Dean Emeritus, Terry Connelly, offers commentary on the true bias of CNBC.
Kit Yarrow, Professor Emerita, discusses the link between psychology and health according to extensive research and industry analysis.
Professor Emerita Kit Yarrow discusses the most popular Super Bowl ads and what factors contribute to their success.
The internal warfare at the nation's largest state bar is reviving criticism that its disciplinary system is weak and lets bad attorneys off the hook. Some say the episode shows a broken, dysfunctional institution that needs restructuring to properly police its more than 249,000 members. "The state bar for the last generation has been a completely dysfunctional organization," said Peter Keane, a former state bar vice president who teaches at Golden Gate University School of Law in San Francisco. "It seems to survive somehow, but... it gets worse with each iteration." To practice law, attorneys must be members of the bar, a public corporation created by the state legislature. The bar collects yearly dues that largely fund its operations. In November, Dunn -- an ex-Democratic lawmaker from Orange County -- was removed from his $259,000 executive director's post after four years. Within days, celebrity attorney Mark Geragos filed a lawsuit for Dunn alleging "glaring injustices, unethical conduct and massive cover-up that has crippled the State Bar's ability to function."
On Jan. 7 two gunmen slaughtered 12 people in the center of Paris. The horror would have been the same had they gunned down people at a tourist site or a supermarket, but by attacking the satirical newspaper Charlie Hebdo, they shattered the essence of French identity. Merely hours after the attack, a scroll through Facebook yielded a sea of "Je Suis Charlie" profiles and announcements of protest rallies organized all across France. Collective national grief overwhelmed social media: We were all Charlie, and we were all wounded at our very core. To understand the depth of that reaction, one has to understand what Charlie Hebdo symbolizes.

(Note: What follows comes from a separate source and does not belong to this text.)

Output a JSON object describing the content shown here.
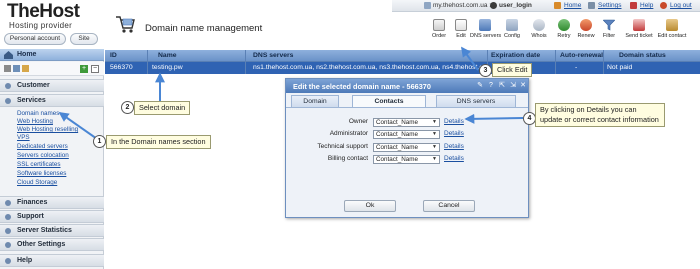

Employees who while on call are required to stay at a worksite should be compensated for all their hours, including sleep time, the California Supreme Court ruled unanimously Thursday. In a decision written by Justice Carol A. Corrigan, the state's highest court said security guards who were obligated to stay in trailers on worksites in case they were needed were entitled to be paid for their time, even if they spent it watching TV, scouring the Internet or dozing. Golden Gate University law professor Hina B. Shah, who sided with employees in the case, called the decision "a tremendous victory for California workers."
The jewelry industry has experienced a steady decline in sales in recent years. Professor Emerita Kit Yarrow discusses the influence technology has on buying decisions via an article on Pacific Standard.